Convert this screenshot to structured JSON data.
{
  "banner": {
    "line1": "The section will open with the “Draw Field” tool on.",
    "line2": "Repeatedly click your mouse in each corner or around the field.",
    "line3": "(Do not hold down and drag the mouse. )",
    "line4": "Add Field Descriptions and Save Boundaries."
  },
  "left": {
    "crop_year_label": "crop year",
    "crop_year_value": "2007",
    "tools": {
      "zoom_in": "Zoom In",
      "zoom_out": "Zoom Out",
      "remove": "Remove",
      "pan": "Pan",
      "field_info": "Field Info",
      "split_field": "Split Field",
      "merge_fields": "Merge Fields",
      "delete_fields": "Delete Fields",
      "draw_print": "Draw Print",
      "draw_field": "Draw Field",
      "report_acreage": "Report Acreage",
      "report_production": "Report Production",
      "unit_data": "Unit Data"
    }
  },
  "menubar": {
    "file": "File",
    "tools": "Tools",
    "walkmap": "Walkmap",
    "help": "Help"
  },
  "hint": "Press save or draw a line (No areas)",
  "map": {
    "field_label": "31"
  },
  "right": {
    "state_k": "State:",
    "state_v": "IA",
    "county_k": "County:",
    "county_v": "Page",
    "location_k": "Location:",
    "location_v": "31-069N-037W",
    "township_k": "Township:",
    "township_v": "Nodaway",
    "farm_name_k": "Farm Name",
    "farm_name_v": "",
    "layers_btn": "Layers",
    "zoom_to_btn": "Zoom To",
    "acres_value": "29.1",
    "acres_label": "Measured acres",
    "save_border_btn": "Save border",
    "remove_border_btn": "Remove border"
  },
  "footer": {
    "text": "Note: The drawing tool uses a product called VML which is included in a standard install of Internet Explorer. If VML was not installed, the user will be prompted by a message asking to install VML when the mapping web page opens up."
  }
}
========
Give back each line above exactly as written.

Convert this screenshot to structured JSON data.
{
  "banner": {
    "line1": "The section will open with the “Draw Field” tool on.",
    "line2": "Repeatedly click your mouse in each corner or around the field.",
    "line3": "(Do not hold down and drag the mouse. )",
    "line4": "Add Field Descriptions and Save Boundaries."
  },
  "left": {
    "crop_year_label": "crop year",
    "crop_year_value": "2007",
    "tools": {
      "zoom_in": "Zoom In",
      "zoom_out": "Zoom Out",
      "remove": "Remove",
      "pan": "Pan",
      "field_info": "Field Info",
      "split_field": "Split Field",
      "merge_fields": "Merge Fields",
      "delete_fields": "Delete Fields",
      "draw_print": "Draw Print",
      "draw_field": "Draw Field",
      "report_acreage": "Report Acreage",
      "report_production": "Report Production",
      "unit_data": "Unit Data"
    }
  },
  "menubar": {
    "file": "File",
    "tools": "Tools",
    "walkmap": "Walkmap",
    "help": "Help"
  },
  "hint": "Press save or draw a line (No areas)",
  "map": {
    "field_label": "31"
  },
  "right": {
    "state_k": "State:",
    "state_v": "IA",
    "county_k": "County:",
    "county_v": "Page",
    "location_k": "Location:",
    "location_v": "31-069N-037W",
    "township_k": "Township:",
    "township_v": "Nodaway",
    "farm_name_k": "Farm Name",
    "farm_name_v": "",
    "layers_btn": "Layers",
    "zoom_to_btn": "Zoom To",
    "acres_value": "29.1",
    "acres_label": "Measured acres",
    "save_border_btn": "Save border",
    "remove_border_btn": "Remove border"
  },
  "footer": {
    "text": "Note: The drawing tool uses a product called VML which is included in a standard install of Internet Explorer. If VML was not installed, the user will be prompted by a message asking to install VML when the mapping web page opens up."
  }
}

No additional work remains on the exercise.